The Machinist for the Weight of a Gun gun-kink anthology, it was meant as a one-shot piece for the anthology, to be written and forgotten in the pursuit of other stories. But in the writing of it, Avery and Harrow and the world they lived in grew. There was potential in those two, in Avery's wit and fearless charm and in Harrow's scowling fondness for the machinist he'd caught. So when the call came around for Weight of a Gun II, it was inevitable that I return to Avery and Harrow's world.
With short stories, we're limited by the frame of the anthology. There are only so many words that can be slotted in beside the rest of the stories, so the scope of the story has to be pretty narrow and tight. Often, this means that the world the characters inhabit doesn't get explored as much as we would like. That happened in The Machinist. The story focuses primarily on introducing the characters: Avery as the machinist on the run in the Northern wilder lands, and Harrow as an invading lord who steals Avery from one prison to keep him in a prison of Harrow's making. It's the story of two people meeting and not quite falling in love, but close, at least on Avery's side, if you turn your head and squint a little.
In The Inquisitor, the Weight of a Gun II story that continues Avery and Harrow's adventures, the characters are already established and known, so I was able to explore more of the world around them. We get to see what life outside of the colony walls is like and learn a bit more about the shadowbeasts that attack in The Machinist. We also find out a little more about why Avery is out in the wilderness and why his profession – and Avery himself – are so important for Harrow to control.
While I was outlining The Inquisitor, I came upon a problem. I had an idea in my head about how the world from The Machinist was supposed to work. It was a dystopia, a future society where humanity had destroyed itself, leaving nature to take the world back while the remaining survivors pieced together what little they had. Hundreds of years later, humanity has grown, and they're starting to find all the old tech and need machinists to put it back together and get it working. At least, that had been the original idea.

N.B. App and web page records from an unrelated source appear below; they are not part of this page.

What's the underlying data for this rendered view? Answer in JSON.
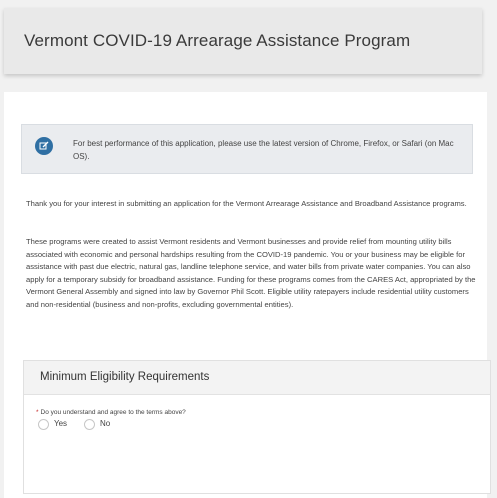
{
  "header": {
    "title": "Vermont COVID-19 Arrearage Assistance Program"
  },
  "notice": {
    "icon": "edit-icon",
    "text": "For best performance of this application, please use the latest version of Chrome, Firefox, or Safari (on Mac OS)."
  },
  "intro": {
    "paragraph1": "Thank you for your interest in submitting an application for the Vermont Arrearage Assistance and Broadband Assistance programs.",
    "paragraph2": "These programs were created to assist Vermont residents and Vermont businesses and provide relief from mounting utility bills associated with economic and personal hardships resulting from the COVID-19 pandemic. You or your business may be eligible for assistance with past due electric, natural gas, landline telephone service, and water bills from private water companies. You can also apply for a temporary subsidy for broadband assistance. Funding for these programs comes from the CARES Act, appropriated by the Vermont General Assembly and signed into law by Governor Phil Scott. Eligible utility ratepayers include residential utility customers and non-residential (business and non-profits, excluding governmental entities)."
  },
  "requirements": {
    "title": "Minimum Eligibility Requirements",
    "required_marker": "*",
    "question": "Do you understand and agree to the terms above?",
    "options": [
      "Yes",
      "No"
    ]
  },
  "colors": {
    "accent": "#2f6fa3",
    "required": "#c62828",
    "page_background": "#f1f1f1"
  }
}
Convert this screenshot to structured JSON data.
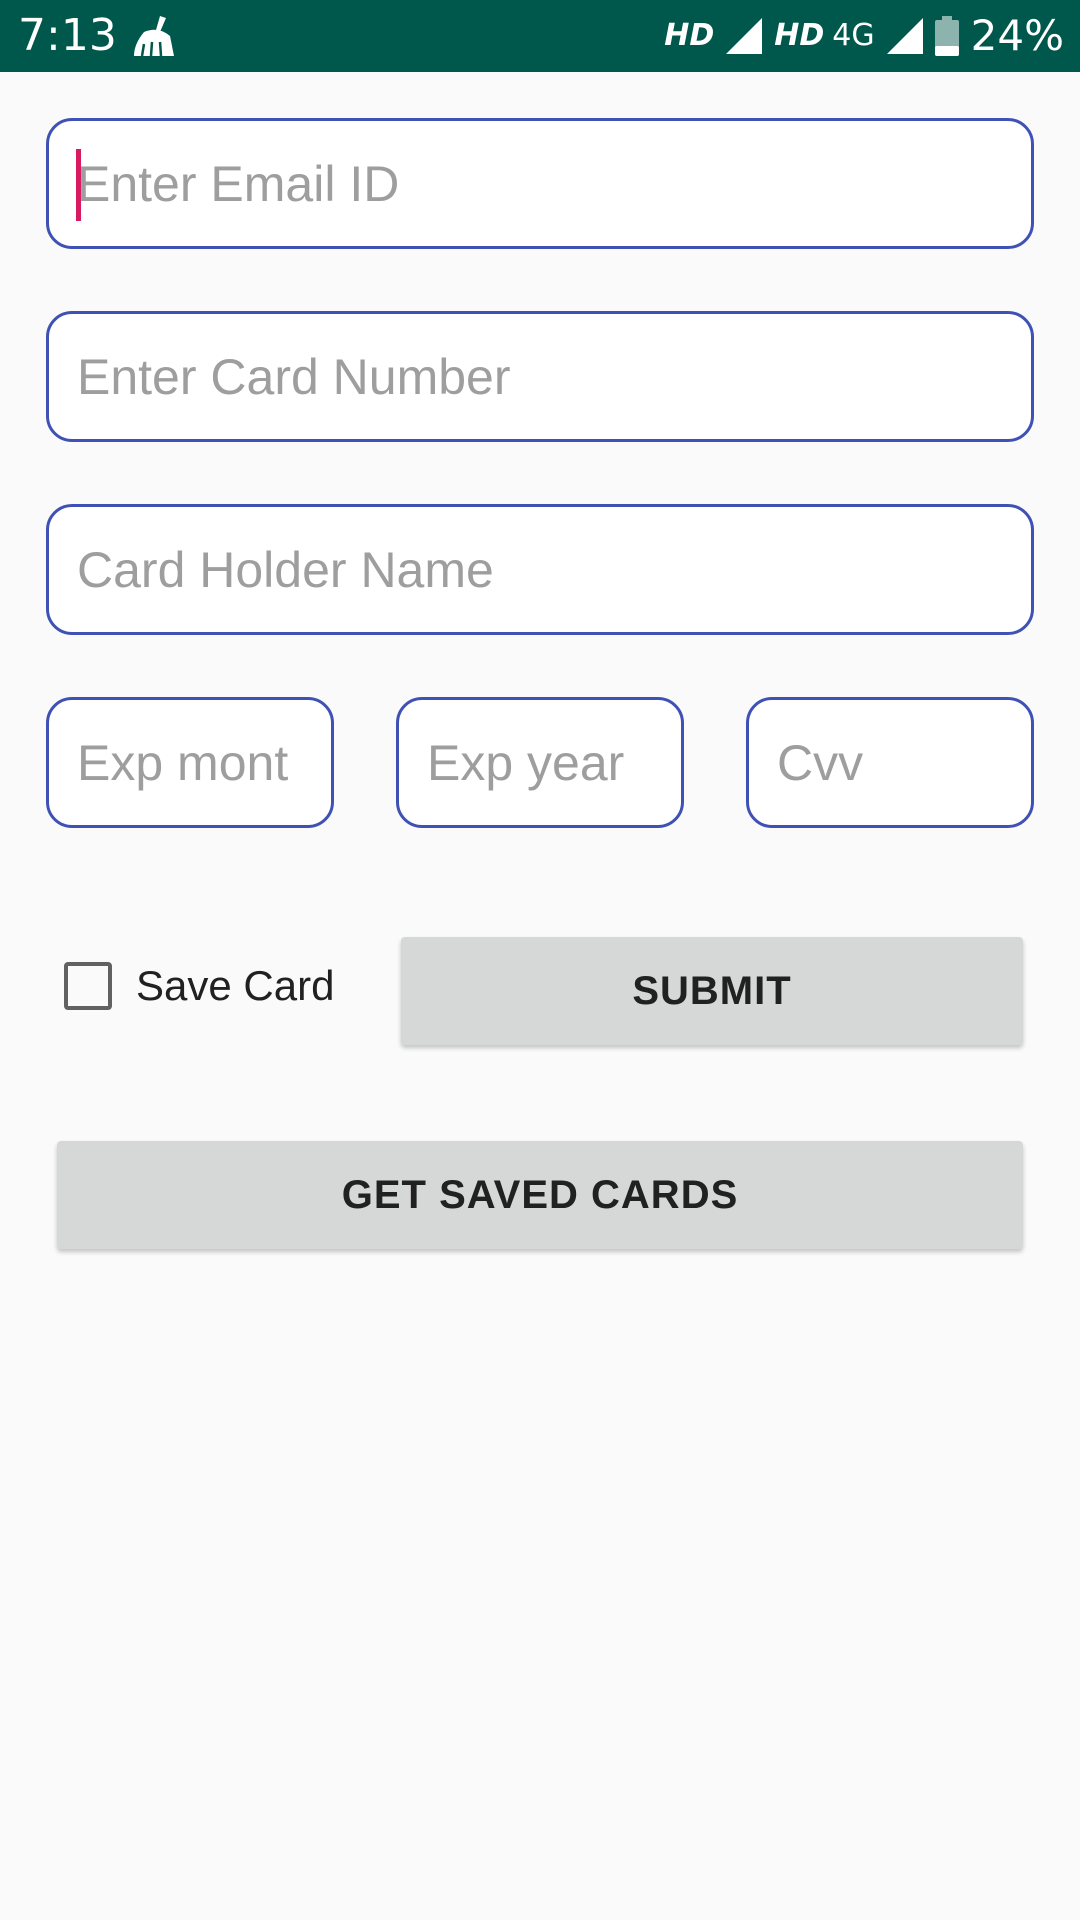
{
  "status_bar": {
    "time": "7:13",
    "hd_1": "HD",
    "hd_2": "HD",
    "network": "4G",
    "battery": "24%",
    "icons": [
      "cleaner-icon",
      "signal-icon",
      "battery-icon"
    ]
  },
  "form": {
    "email_placeholder": "Enter Email ID",
    "card_number_placeholder": "Enter Card Number",
    "card_holder_placeholder": "Card Holder Name",
    "exp_month_placeholder": "Exp mont",
    "exp_year_placeholder": "Exp year",
    "cvv_placeholder": "Cvv",
    "save_card_label": "Save Card",
    "save_card_checked": false
  },
  "buttons": {
    "submit": "SUBMIT",
    "get_saved_cards": "GET SAVED CARDS"
  },
  "colors": {
    "status_bar": "#00574b",
    "field_border": "#3f51b5",
    "caret": "#d81b60",
    "button_bg": "#d6d7d7",
    "background": "#fafafa"
  }
}
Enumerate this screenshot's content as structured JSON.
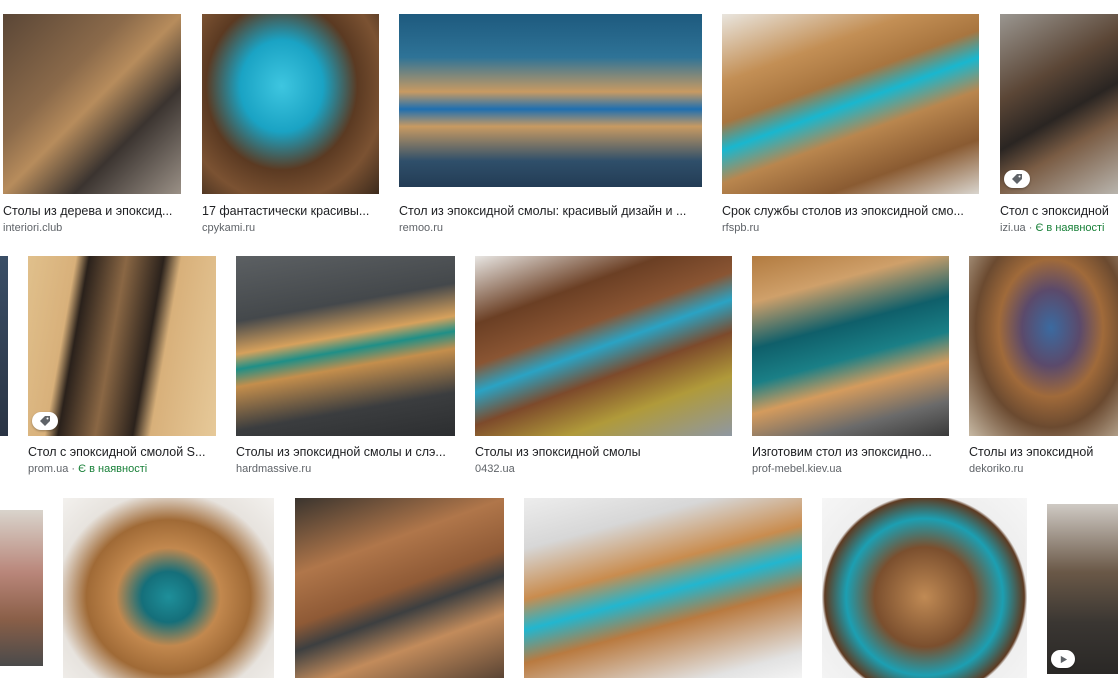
{
  "results": [
    {
      "title": "Столы из дерева и эпоксид...",
      "source": "interiori.club",
      "stock": ""
    },
    {
      "title": "17 фантастически красивы...",
      "source": "cpykami.ru",
      "stock": ""
    },
    {
      "title": "Стол из эпоксидной смолы: красивый дизайн и ...",
      "source": "remoo.ru",
      "stock": ""
    },
    {
      "title": "Срок службы столов из эпоксидной смо...",
      "source": "rfspb.ru",
      "stock": ""
    },
    {
      "title": "Стол с эпоксидной",
      "source": "izi.ua",
      "stock": "Є в наявності"
    },
    {
      "title": "Стол с эпоксидной смолой S...",
      "source": "prom.ua",
      "stock": "Є в наявності"
    },
    {
      "title": "Столы из эпоксидной смолы и слэ...",
      "source": "hardmassive.ru",
      "stock": ""
    },
    {
      "title": "Столы из эпоксидной смолы",
      "source": "0432.ua",
      "stock": ""
    },
    {
      "title": "Изготовим стол из эпоксидно...",
      "source": "prof-mebel.kiev.ua",
      "stock": ""
    },
    {
      "title": "Столы из эпоксидной",
      "source": "dekoriko.ru",
      "stock": ""
    }
  ],
  "colors": {
    "title_text": "#202124",
    "source_text": "#5f6368",
    "stock_text": "#188038"
  }
}
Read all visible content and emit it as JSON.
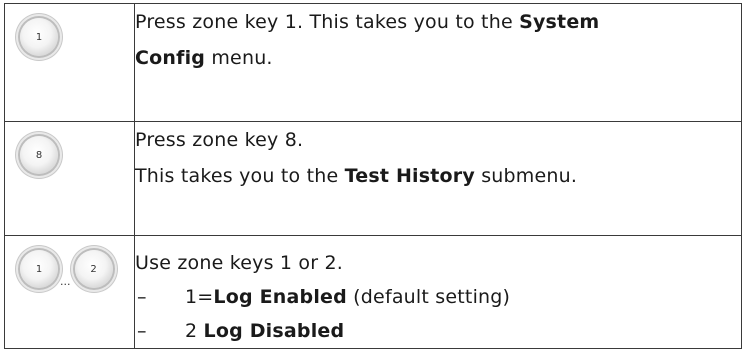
{
  "rows": [
    {
      "keys": [
        "1"
      ],
      "line1_pre": "Press zone key 1. This takes you to the ",
      "line1_bold": "System",
      "line2_bold": "Config",
      "line2_post": " menu."
    },
    {
      "keys": [
        "8"
      ],
      "line1": "Press zone key 8.",
      "line2_pre": "This takes you to the ",
      "line2_bold": "Test History",
      "line2_post": " submenu."
    },
    {
      "keys": [
        "1",
        "2"
      ],
      "ellipsis": "...",
      "line1": "Use zone keys 1 or 2.",
      "options": [
        {
          "dash": "–",
          "pre": "1=",
          "bold": "Log Enabled",
          "post": " (default setting)"
        },
        {
          "dash": "–",
          "pre": "2 ",
          "bold": "Log Disabled",
          "post": ""
        }
      ]
    }
  ]
}
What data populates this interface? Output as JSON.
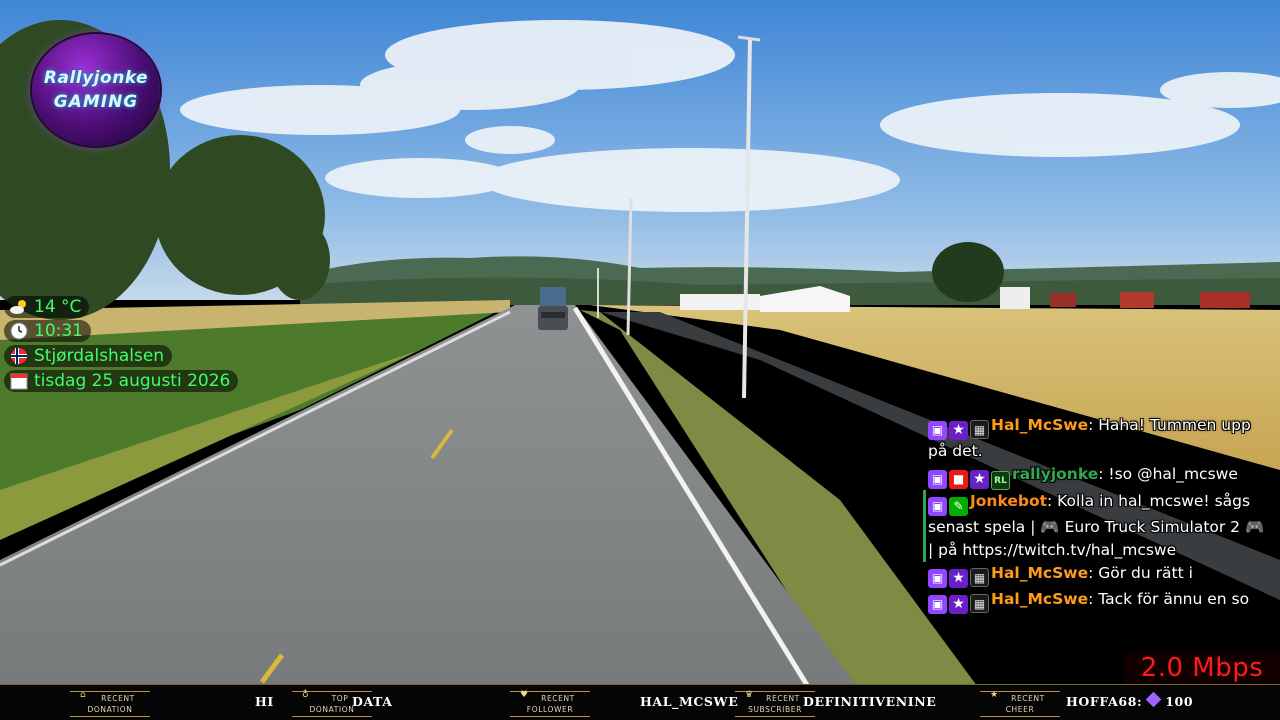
{
  "logo": {
    "line1": "Rallyjonke",
    "line2": "GAMING"
  },
  "info": {
    "weather": {
      "icon": "partly-cloudy-icon",
      "text": "14 °C"
    },
    "time": {
      "icon": "clock-icon",
      "text": "10:31"
    },
    "location": {
      "icon": "norway-flag-icon",
      "text": "Stjørdalshalsen"
    },
    "date": {
      "icon": "calendar-icon",
      "text": "tisdag 25 augusti 2026"
    }
  },
  "chat": {
    "messages": [
      {
        "user": "Hal_McSwe",
        "text": ": Haha! Tummen upp på det."
      },
      {
        "user": "rallyjonke",
        "text": ": !so @hal_mcswe"
      },
      {
        "user": "Jonkebot",
        "text": ": Kolla in hal_mcswe! sågs senast spela | 🎮 Euro Truck Simulator 2 🎮 | på https://twitch.tv/hal_mcswe"
      },
      {
        "user": "Hal_McSwe",
        "text": ": Gör du rätt i"
      },
      {
        "user": "Hal_McSwe",
        "text": ": Tack för ännu en so"
      }
    ]
  },
  "bitrate": "2.0 Mbps",
  "bottom_bar": {
    "recent_donation": {
      "label1": "RECENT",
      "label2": "DONATION",
      "value": "HI"
    },
    "top_donation": {
      "label1": "TOP",
      "label2": "DONATION",
      "value": "DATA"
    },
    "recent_follower": {
      "label1": "RECENT",
      "label2": "FOLLOWER",
      "value": "HAL_MCSWE"
    },
    "recent_subscriber": {
      "label1": "RECENT",
      "label2": "SUBSCRIBER",
      "value": "DEFINITIVENINE"
    },
    "recent_cheer": {
      "label1": "RECENT",
      "label2": "CHEER",
      "user": "HOFFA68:",
      "amount": "100"
    }
  },
  "colors": {
    "overlay_green": "#3dff6b",
    "nick_orange": "#ff9d1a",
    "bitrate_red": "#ff1a1a",
    "gold": "#b8933a"
  }
}
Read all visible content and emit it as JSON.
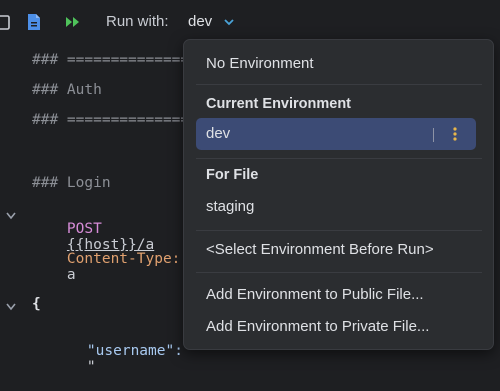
{
  "toolbar": {
    "run_with_label": "Run with:",
    "current_env": "dev",
    "icons": [
      "copy-icon",
      "file-icon",
      "run-all-icon",
      "chevron-down-icon"
    ]
  },
  "editor": {
    "lines": {
      "l1": "### ================================",
      "l2": "### Auth",
      "l3": "### ================================",
      "l4": "### Login",
      "l5_method": "POST",
      "l5_url": "{{host}}/a",
      "l6_key": "Content-Type:",
      "l6_val": "a",
      "l7": "{",
      "l8_key": "\"username\":",
      "l8_val": "\""
    }
  },
  "env_popup": {
    "no_env": "No Environment",
    "current_header": "Current Environment",
    "current_item": "dev",
    "for_file_header": "For File",
    "file_item": "staging",
    "select_before_run": "<Select Environment Before Run>",
    "add_public": "Add Environment to Public File...",
    "add_private": "Add Environment to Private File..."
  },
  "colors": {
    "accent": "#3c4b75",
    "kebab": "#e8b64a",
    "run_icon": "#4fc35b",
    "file_icon": "#4d8fe8"
  }
}
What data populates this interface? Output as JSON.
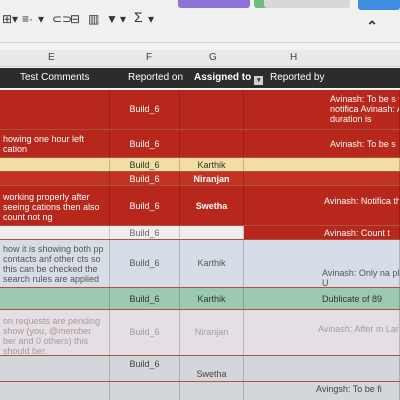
{
  "toolbar": {
    "items": [
      "⊞",
      "▾",
      "≡·",
      "▾",
      "⊂⊃",
      "⊟",
      "▥",
      "▼",
      "▾",
      "Σ",
      "▾"
    ],
    "collapse": "⌃"
  },
  "columns": {
    "e": "E",
    "f": "F",
    "g": "G",
    "h": "H"
  },
  "header": {
    "comments": "Test Comments",
    "reported_on": "Reported on",
    "assigned_to": "Assigned to",
    "reported_by": "Reported by"
  },
  "rows": [
    {
      "e": "",
      "f": "Build_6",
      "g": "",
      "h": "Avinash: To be s time this notifica Avinash: As per c when duration is"
    },
    {
      "e": "howing one hour left cation",
      "f": "Build_6",
      "g": "",
      "h": "Avinash: To be s"
    },
    {
      "e": "",
      "f": "Build_6",
      "g": "Karthik",
      "h": ""
    },
    {
      "e": "",
      "f": "Build_6",
      "g": "Niranjan",
      "h": ""
    },
    {
      "e": "working properly after seeing cations then also count not ng",
      "f": "Build_6",
      "g": "Swetha",
      "h": "Avinash: Notifica this api in Home"
    },
    {
      "e": "",
      "f": "Build_6",
      "g": "",
      "h": "Avinash: Count t"
    },
    {
      "e": "how it is showing both pp contacts anf other cts so this can be checked the search rules are applied",
      "f": "Build_6",
      "g": "Karthik",
      "h": "Avinash: Only na please add the U"
    },
    {
      "e": "",
      "f": "Build_6",
      "g": "Karthik",
      "h": "Dublicate of 89"
    },
    {
      "e": "on requests are pending show (you, @member ber and 0 others) this should ber.",
      "f": "Build_6",
      "g": "Niranjan",
      "h": "Avinash: After m Langour: Modifie"
    },
    {
      "e": "",
      "f": "Build_6",
      "g": "Swetha",
      "h": ""
    },
    {
      "e": "",
      "f": "",
      "g": "",
      "h": "Avingsh: To be fi"
    }
  ]
}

When I went back through and added up all of the tech used in The Machinist, there was too much for that. Guns. Night-vision goggles. Jeeps. Electricity. All in all, not very dystopian, or at least not post-apocalyptic. To make matters worse, at least for the original dystopian idea, The Machinist was already out in print. There was no changing things. I'd written myself into a corner.
The great thing about ideas is that they can change. Dystopian became colonial sci-fi. I read through The Machinist three or four times, taking notes on every little detail about the world I'd already written, and then turned that into a different world than what I'd originally imagined, still the same at the core but with a little different trappings. The elements were the same, but I had a new interpretation on it, and a more solid look at the world I'd already built. The role of the machinist in his world became clearer in my mind, and in outlining the second part of the story, a new characters was born – the inquisitor.
In Weight of a Gun II, Avery and his captor/lover Lord Harrow now face the threat of The Inquisitor, who's been searching the wilderness for Avery and is determined to catch him. But Harrow is very possessive of his prize and has no intention of turning Avery over without a fight.
Gryvon is a writer of things strange, fantastical, and queer. Her works span a wide range of tone, from dark paranormal thrillers to cozy romances. During the day, she works as professional code monkey with coworkers who think her far more innocent than she actually is. She's an avid gamer and all-around geek who spends a fair number of weekends running around (or LARPing) with people playing as vampires or werewolves. Her latest short story, "The Inquisitor", is now available in Storm Moon Press' Weight of a Gun II anthology. Her other works can be found at gryvon.com.